Securing certificates of graduation even with good grades does no longer guarantee suitable jobs in our country. One's entry into a corporate office or public service doesn't either assure the employer or the republic that s/he would be a competent and dedicated hand, let alone showing excellence in performance.
If this tells a partial story, overseas job records may say a bit more. There are hardly any technical professionals or highly-paid executives among over 10 million expatriate workforce employed in traditional destinations. Still, Bangladeshi students capture competitive, sophisticated jobs in the West, East Asia and Australia, if and when they study there. Thus, we can't deny the poor global ranking of our educational institutions.
The sector leaders may, however, argue that the purpose of education is not limited to getting a lucrative job. True, but what does the current system produce, other than a pool of unemployed graduates? Unsurprisingly, educationists, excepting a few, don't publish academic articles, nor do they write reflective pieces-- as though research and innovation should be done elsewhere.
Traits such as skills, service mentality and moral values, as instilled by teachers, families and larger society into young learners, have been exposed in the series of scams we saw during and before the pandemic. Corruption, inefficiency, red-tape, bribery, money laundering, tax evasion, and embezzlement of public resources - complaints that often embarrass the policymakers - are, in a broad sense, results of the absence of proper education.
Those who may be called 'educated proper' have been so suppressed by half-educated and greedy elements that persons with questionable integrity dispense on norms and values in society! The social media platforms have turned into another mirror of taste, culture and, of course, intellect that are shaped by education, whatsoever.
When the industrialised countries are debating on reducing stress of examinations on teenagers, scholars like Noam Chomsky are speaking against the burden of debts on students since they, in that case, 'are unlikely to think about changing the society'. In our case, the youth are tempted to pursue jobs, money, power, and glamour, without any urge for acquiring knowledge, ethics and magnanimity that enlightened people are expected to demonstrate in their lives.

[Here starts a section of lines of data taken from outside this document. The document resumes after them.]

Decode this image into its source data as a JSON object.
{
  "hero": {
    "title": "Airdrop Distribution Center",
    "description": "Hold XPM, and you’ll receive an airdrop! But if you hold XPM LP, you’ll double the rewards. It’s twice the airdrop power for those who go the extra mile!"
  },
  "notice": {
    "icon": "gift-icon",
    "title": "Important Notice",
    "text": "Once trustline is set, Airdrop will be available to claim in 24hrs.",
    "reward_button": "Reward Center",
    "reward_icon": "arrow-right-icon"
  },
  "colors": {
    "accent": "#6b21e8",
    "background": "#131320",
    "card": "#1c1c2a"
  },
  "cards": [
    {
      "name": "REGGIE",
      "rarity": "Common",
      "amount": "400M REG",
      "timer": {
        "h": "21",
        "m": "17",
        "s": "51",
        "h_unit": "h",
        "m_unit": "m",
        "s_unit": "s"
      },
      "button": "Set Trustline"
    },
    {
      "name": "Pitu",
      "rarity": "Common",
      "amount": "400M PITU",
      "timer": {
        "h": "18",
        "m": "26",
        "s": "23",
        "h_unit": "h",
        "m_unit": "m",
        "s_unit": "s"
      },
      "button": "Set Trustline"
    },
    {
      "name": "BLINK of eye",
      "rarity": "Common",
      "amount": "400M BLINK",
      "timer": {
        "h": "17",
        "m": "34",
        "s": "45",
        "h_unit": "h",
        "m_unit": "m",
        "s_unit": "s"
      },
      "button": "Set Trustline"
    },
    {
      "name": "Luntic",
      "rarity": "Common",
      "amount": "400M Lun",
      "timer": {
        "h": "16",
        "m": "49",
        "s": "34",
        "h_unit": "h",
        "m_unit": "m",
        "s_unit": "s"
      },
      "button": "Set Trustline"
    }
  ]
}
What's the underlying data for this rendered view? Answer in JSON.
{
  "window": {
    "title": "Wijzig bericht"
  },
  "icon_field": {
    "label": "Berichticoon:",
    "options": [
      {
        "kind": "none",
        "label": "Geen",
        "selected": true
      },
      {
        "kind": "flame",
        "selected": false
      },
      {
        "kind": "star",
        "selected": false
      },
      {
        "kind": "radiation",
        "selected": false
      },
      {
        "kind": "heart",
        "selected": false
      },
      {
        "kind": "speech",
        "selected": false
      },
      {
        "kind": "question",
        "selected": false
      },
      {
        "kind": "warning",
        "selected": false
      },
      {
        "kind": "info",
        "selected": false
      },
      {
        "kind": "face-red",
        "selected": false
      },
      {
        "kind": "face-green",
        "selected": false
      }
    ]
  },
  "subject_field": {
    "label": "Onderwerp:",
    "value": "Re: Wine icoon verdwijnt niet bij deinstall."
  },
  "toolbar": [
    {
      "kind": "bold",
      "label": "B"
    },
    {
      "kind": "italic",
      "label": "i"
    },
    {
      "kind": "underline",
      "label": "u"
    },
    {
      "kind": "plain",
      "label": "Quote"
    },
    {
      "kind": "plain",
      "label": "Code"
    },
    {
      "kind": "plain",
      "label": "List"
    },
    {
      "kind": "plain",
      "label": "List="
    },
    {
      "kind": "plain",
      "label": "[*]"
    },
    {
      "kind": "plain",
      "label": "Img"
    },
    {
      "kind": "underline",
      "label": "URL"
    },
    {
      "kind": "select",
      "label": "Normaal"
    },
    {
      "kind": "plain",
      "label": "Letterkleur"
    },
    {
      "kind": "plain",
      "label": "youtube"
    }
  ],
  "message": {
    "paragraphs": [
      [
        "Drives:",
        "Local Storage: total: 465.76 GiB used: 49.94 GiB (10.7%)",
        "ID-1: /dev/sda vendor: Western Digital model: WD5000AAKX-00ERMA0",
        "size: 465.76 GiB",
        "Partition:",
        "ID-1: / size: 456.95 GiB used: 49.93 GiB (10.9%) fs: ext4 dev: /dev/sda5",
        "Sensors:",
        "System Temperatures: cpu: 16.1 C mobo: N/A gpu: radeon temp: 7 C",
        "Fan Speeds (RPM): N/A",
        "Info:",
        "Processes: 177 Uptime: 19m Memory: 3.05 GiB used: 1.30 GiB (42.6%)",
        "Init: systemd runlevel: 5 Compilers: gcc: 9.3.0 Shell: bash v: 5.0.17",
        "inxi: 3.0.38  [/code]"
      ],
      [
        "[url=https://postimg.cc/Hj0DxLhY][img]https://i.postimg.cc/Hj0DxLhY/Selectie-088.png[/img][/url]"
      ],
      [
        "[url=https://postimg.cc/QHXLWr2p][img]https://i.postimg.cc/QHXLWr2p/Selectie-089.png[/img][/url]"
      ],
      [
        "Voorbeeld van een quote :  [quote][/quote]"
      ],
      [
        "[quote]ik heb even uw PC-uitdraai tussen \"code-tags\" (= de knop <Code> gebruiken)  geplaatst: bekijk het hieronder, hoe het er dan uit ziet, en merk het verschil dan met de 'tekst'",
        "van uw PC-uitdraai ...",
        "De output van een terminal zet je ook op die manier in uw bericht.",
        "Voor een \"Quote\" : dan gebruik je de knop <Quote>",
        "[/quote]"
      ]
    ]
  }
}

The education system now in place fails to offer required job skills, build morally correct men and women or help flourish merit and genius of the youth who account for almost 60 per cent of the country's 160 million population. Consequently, the country faces the risk of witnessing a lost generation/s despite all prospects of the much talked about demographic dividend.
We've somehow lost the attitude of what our forefathers called Haushe Biddya (Enthusiasm for learning) at a time when we need competitive attitude towards creating global-level knowledge and manpower. Demography has put us in such a position that our education should be readied for both local and global solutions and that our people have to vie for opportunities available globally.
The way Bangladesh's older generations viewed the world is not so relevant to today's youths and juveniles-- a harsh reality that misses eyes of those who matter more until today. The new generation/s may rather have to unlearn some of their lessons devoid of emphasis on due diligence and conscientious intellectual exercise that only constrain individual's thinking, if they want to bring about meaningful changes. Some experts emphasise an end to rote-learning, and working for a pedagogic revolution, instead.
The bitter pills required for the purpose include freeing the sector from all forms of corrupt practices. Overhauling the curricula is another issue.
It's not possible to produce globally competitive human resources without establishing world-class universities and centres of excellence. To do so, the demand should come from society. The efforts put in by hundreds of thousands of families to give their children quality education prove the demand for better education.
If the Bangladeshi youths, being educated abroad, can assume leadership in globally reputed organisations, we've to find out what goes wrong at home. The world may look at our manpower as part of supply chains, but it's up to us to decide if and how our youths should be prepared for taking over leadership roles anywhere on earth.